Timelines: FPIs have been given 6 months to comply with the KYC Circular. In case of not meeting the requirements within the said timelines, FPIs shall not be allowed to invest further upon the expiry of the timeline until the KYC requirements are complied with. However, FPIs may disinvest holdings within a period of 180 days following the expiry of the timeline. Upon the expiry of such 180-day period, FPI registration will no longer be valid. The timeline stipulations should be carefully considered by FPIs investing in illiquid securities, such as non-convertible debentures and securitization receipts issued by asset reconstruction companies.
It is heartening to see SEBI taking note of industry representations and the Khan Report’s recommendations in evolving rules for KYC and eligibility norms for FPIs. On a principled level, it is heartening that SEBI has delinked the application of the PMLA Rules from eligibility requirements, therefore removing the pall of suspicion cast upon NRIs / OCIs / RIs by the April Circular.
There remain creases to be ironed out with respect to the KYC Circular. Further clarity on the disclosure of intermediate entities and on recognition of foreign listed companies may assist in making the KYC norms more practical and easier to comply with. The Eligibility Circular contains more positive news for FPIs. In addition to the delinking from the PMLA Rules, the Eligibility Circular has largely clarified many doubts that arose pursuant to the April Circular regarding NRI / OCI / RI participation in and management and control of global funds. To such extent, the regulatory clarity provided is welcome.
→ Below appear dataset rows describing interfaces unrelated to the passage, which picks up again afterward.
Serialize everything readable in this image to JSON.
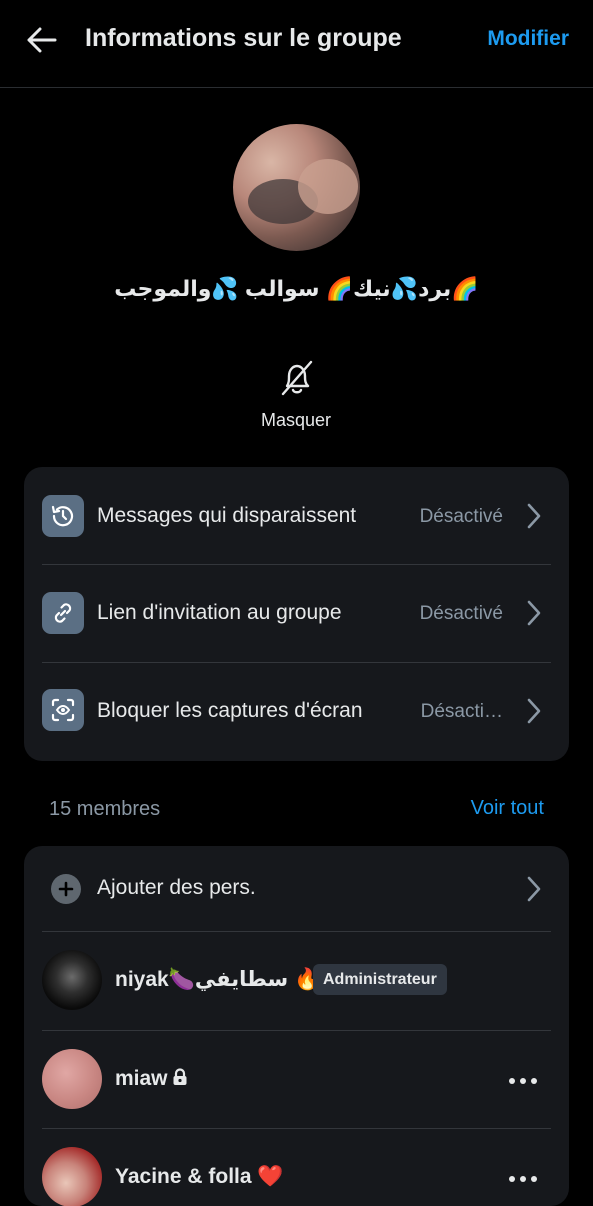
{
  "header": {
    "title": "Informations sur le groupe",
    "edit_label": "Modifier"
  },
  "group": {
    "name": "برد💦نيك🌈 سوالب 💦والموجب🌈"
  },
  "mute": {
    "label": "Masquer"
  },
  "settings": [
    {
      "label": "Messages qui disparaissent",
      "value": "Désactivé",
      "icon": "timer-icon"
    },
    {
      "label": "Lien d'invitation au groupe",
      "value": "Désactivé",
      "icon": "link-icon"
    },
    {
      "label": "Bloquer les captures d'écran",
      "value": "Désacti…",
      "icon": "screenshot-block-icon"
    }
  ],
  "members_section": {
    "count_label": "15 membres",
    "see_all_label": "Voir tout",
    "add_label": "Ajouter des pers."
  },
  "members": [
    {
      "name": "niyak🍆سطايفي 🔥",
      "badge": "Administrateur"
    },
    {
      "name": "miaw",
      "locked": true
    },
    {
      "name": "Yacine & folla ❤️"
    }
  ],
  "colors": {
    "background": "#000000",
    "card": "#16181c",
    "accent": "#1d9bf0",
    "secondary_text": "#8b98a5",
    "icon_tile": "#5b6f84"
  }
}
NRIs / OCIs / RIs continue to remain active participants in the India growth story, with NRI / OCI / RI managers often playing the role of catalysts in attracting foreign capital to Indian shores. Most (if not all) NRI / OCI / RI managers are open to employing the highest standards of governance and assisting the regulators worldwide in meeting their objectives of countering money laundering. The Circulars appear to tacitly recognize this by splitting KYC concerns from eligibility requirements and hopefully represent the commencement of a healthier dialogue between the regulator and the regulated.